What is expected: If a line includes "this", copy it out of the entries.

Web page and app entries
+===+
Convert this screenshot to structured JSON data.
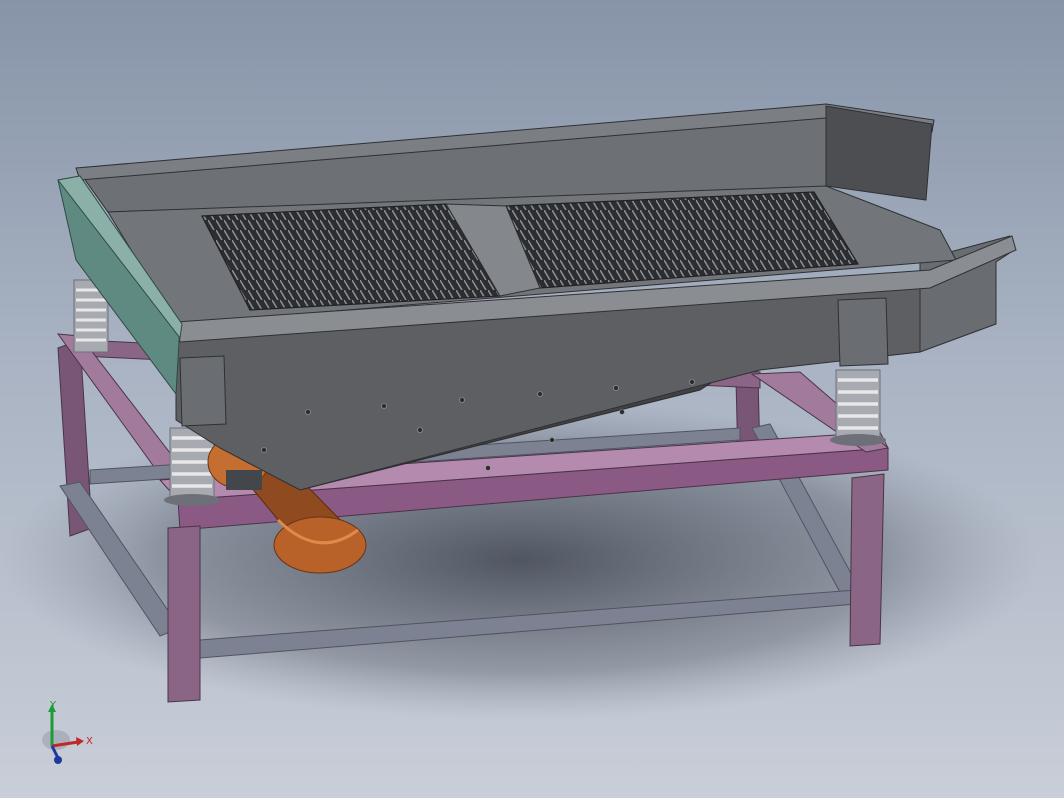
{
  "viewport": {
    "background_top": "#8794a8",
    "background_bottom": "#c9ced8"
  },
  "model": {
    "frame_color": "#7a5676",
    "frame_highlight": "#a27b9c",
    "body_color": "#5d5f63",
    "body_dark": "#46484b",
    "body_light": "#76797e",
    "screen_color": "#2e3033",
    "end_plate_color": "#5f8a82",
    "motor_color": "#b8622a",
    "spring_color": "#c9c9cb"
  },
  "triad": {
    "x_label": "X",
    "y_label": "Y",
    "x_color": "#c0262a",
    "y_color": "#1f9a3a",
    "z_color": "#1d3a9a"
  }
}
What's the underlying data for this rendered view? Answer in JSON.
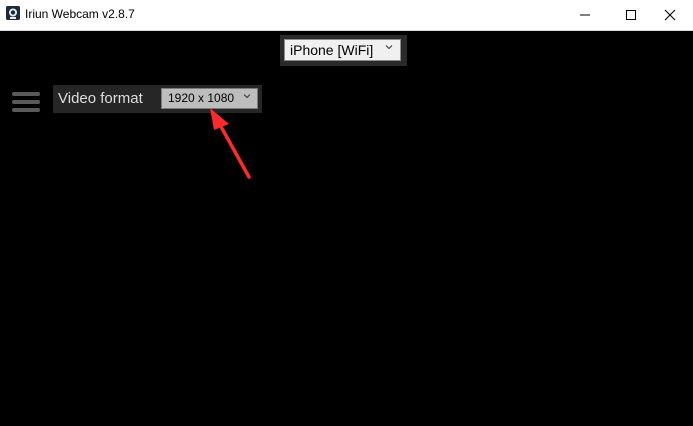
{
  "window": {
    "title": "Iriun Webcam v2.8.7"
  },
  "device_selector": {
    "value": "iPhone [WiFi]"
  },
  "video_format": {
    "label": "Video format",
    "value": "1920 x 1080"
  },
  "colors": {
    "background": "#000000",
    "titlebar": "#ffffff",
    "annotation_arrow": "#ff2a2a"
  },
  "icons": {
    "app": "iriun-camera-icon",
    "menu": "hamburger-menu-icon",
    "minimize": "minimize-icon",
    "maximize": "maximize-icon",
    "close": "close-icon",
    "dropdown": "chevron-down-icon"
  }
}
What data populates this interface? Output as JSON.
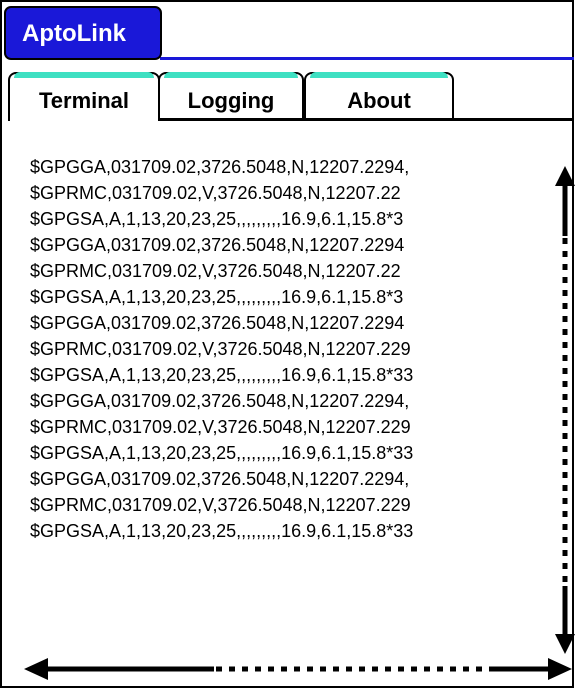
{
  "app": {
    "title": "AptoLink"
  },
  "tabs": [
    {
      "label": "Terminal",
      "active": true
    },
    {
      "label": "Logging",
      "active": false
    },
    {
      "label": "About",
      "active": false
    }
  ],
  "terminal": {
    "lines": [
      "$GPGGA,031709.02,3726.5048,N,12207.2294,",
      "$GPRMC,031709.02,V,3726.5048,N,12207.22",
      "$GPGSA,A,1,13,20,23,25,,,,,,,,,16.9,6.1,15.8*3",
      "$GPGGA,031709.02,3726.5048,N,12207.2294",
      "$GPRMC,031709.02,V,3726.5048,N,12207.22",
      "$GPGSA,A,1,13,20,23,25,,,,,,,,,16.9,6.1,15.8*3",
      "$GPGGA,031709.02,3726.5048,N,12207.2294",
      "$GPRMC,031709.02,V,3726.5048,N,12207.229",
      "$GPGSA,A,1,13,20,23,25,,,,,,,,,16.9,6.1,15.8*33",
      "$GPGGA,031709.02,3726.5048,N,12207.2294,",
      "$GPRMC,031709.02,V,3726.5048,N,12207.229",
      "$GPGSA,A,1,13,20,23,25,,,,,,,,,16.9,6.1,15.8*33",
      "$GPGGA,031709.02,3726.5048,N,12207.2294,",
      "$GPRMC,031709.02,V,3726.5048,N,12207.229",
      "$GPGSA,A,1,13,20,23,25,,,,,,,,,16.9,6.1,15.8*33"
    ]
  },
  "colors": {
    "header_bg": "#1a18d8",
    "tab_accent": "#3ee0c2"
  }
}
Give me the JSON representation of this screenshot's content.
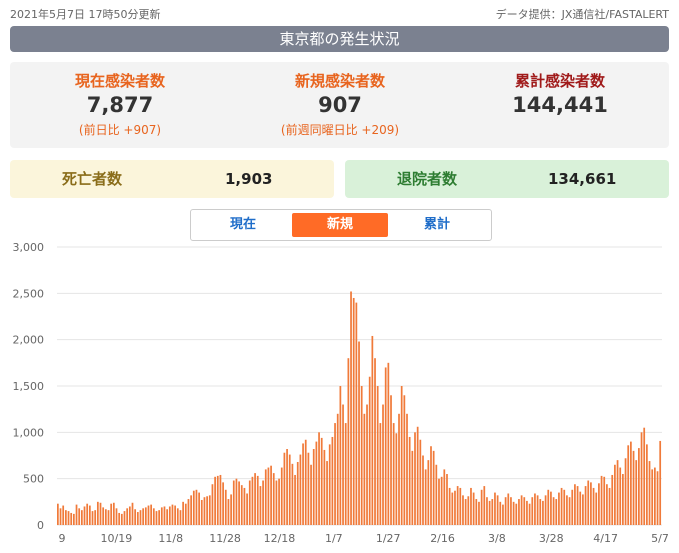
{
  "header": {
    "updated": "2021年5月7日 17時50分更新",
    "source": "データ提供：JX通信社/FASTALERT",
    "title": "東京都の発生状況"
  },
  "stats": {
    "current": {
      "label": "現在感染者数",
      "value": "7,877",
      "sub": "(前日比 +907)"
    },
    "new": {
      "label": "新規感染者数",
      "value": "907",
      "sub": "(前週同曜日比 +209)"
    },
    "cumulative": {
      "label": "累計感染者数",
      "value": "144,441"
    }
  },
  "deaths": {
    "label": "死亡者数",
    "value": "1,903"
  },
  "discharged": {
    "label": "退院者数",
    "value": "134,661"
  },
  "tabs": [
    "現在",
    "新規",
    "累計"
  ],
  "active_tab": "新規",
  "colors": {
    "bar": "#f07a3a",
    "active_tab": "#ff6b26",
    "tab_text": "#1f6dc9"
  },
  "chart_data": {
    "type": "bar",
    "ylim": [
      0,
      3000
    ],
    "yticks": [
      "0",
      "500",
      "1,000",
      "1,500",
      "2,000",
      "2,500",
      "3,000"
    ],
    "xtick_labels": [
      "9",
      "10/19",
      "11/8",
      "11/28",
      "12/18",
      "1/7",
      "1/27",
      "2/16",
      "3/8",
      "3/28",
      "4/17",
      "5/7"
    ],
    "grid": true,
    "series": [
      {
        "values": [
          230,
          180,
          210,
          160,
          150,
          130,
          120,
          220,
          180,
          160,
          200,
          230,
          210,
          150,
          160,
          250,
          240,
          190,
          170,
          160,
          230,
          240,
          180,
          130,
          120,
          150,
          180,
          200,
          240,
          170,
          140,
          160,
          180,
          190,
          210,
          220,
          180,
          150,
          160,
          190,
          200,
          170,
          200,
          220,
          210,
          180,
          160,
          250,
          230,
          280,
          320,
          370,
          380,
          350,
          270,
          300,
          310,
          320,
          440,
          520,
          530,
          540,
          460,
          380,
          280,
          330,
          480,
          500,
          470,
          430,
          400,
          340,
          480,
          520,
          560,
          530,
          420,
          480,
          600,
          620,
          640,
          560,
          480,
          500,
          620,
          780,
          820,
          760,
          660,
          540,
          680,
          760,
          880,
          920,
          780,
          650,
          820,
          900,
          1000,
          940,
          810,
          690,
          870,
          950,
          1100,
          1200,
          1500,
          1300,
          1100,
          1800,
          2520,
          2450,
          2400,
          1980,
          1500,
          1200,
          1300,
          1600,
          2040,
          1800,
          1500,
          1100,
          1300,
          1700,
          1750,
          1400,
          1100,
          990,
          1200,
          1500,
          1400,
          1200,
          950,
          800,
          1000,
          1060,
          920,
          750,
          600,
          700,
          850,
          800,
          650,
          500,
          520,
          600,
          550,
          400,
          350,
          370,
          420,
          400,
          320,
          280,
          310,
          400,
          350,
          280,
          250,
          380,
          420,
          300,
          260,
          280,
          350,
          320,
          250,
          220,
          300,
          340,
          300,
          250,
          230,
          280,
          320,
          300,
          260,
          230,
          300,
          340,
          320,
          280,
          260,
          320,
          380,
          360,
          300,
          280,
          350,
          400,
          380,
          320,
          300,
          380,
          440,
          420,
          360,
          330,
          420,
          480,
          460,
          400,
          350,
          450,
          530,
          520,
          440,
          400,
          540,
          650,
          700,
          620,
          550,
          720,
          860,
          900,
          800,
          700,
          830,
          1000,
          1050,
          870,
          690,
          600,
          620,
          580,
          907
        ]
      }
    ]
  }
}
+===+
Solved problem:
Convert this screenshot to structured JSON data.
What's the underlying data for this rendered view? Answer in JSON.
What data populates this interface? Output as JSON.
Give me the JSON representation of this screenshot's content.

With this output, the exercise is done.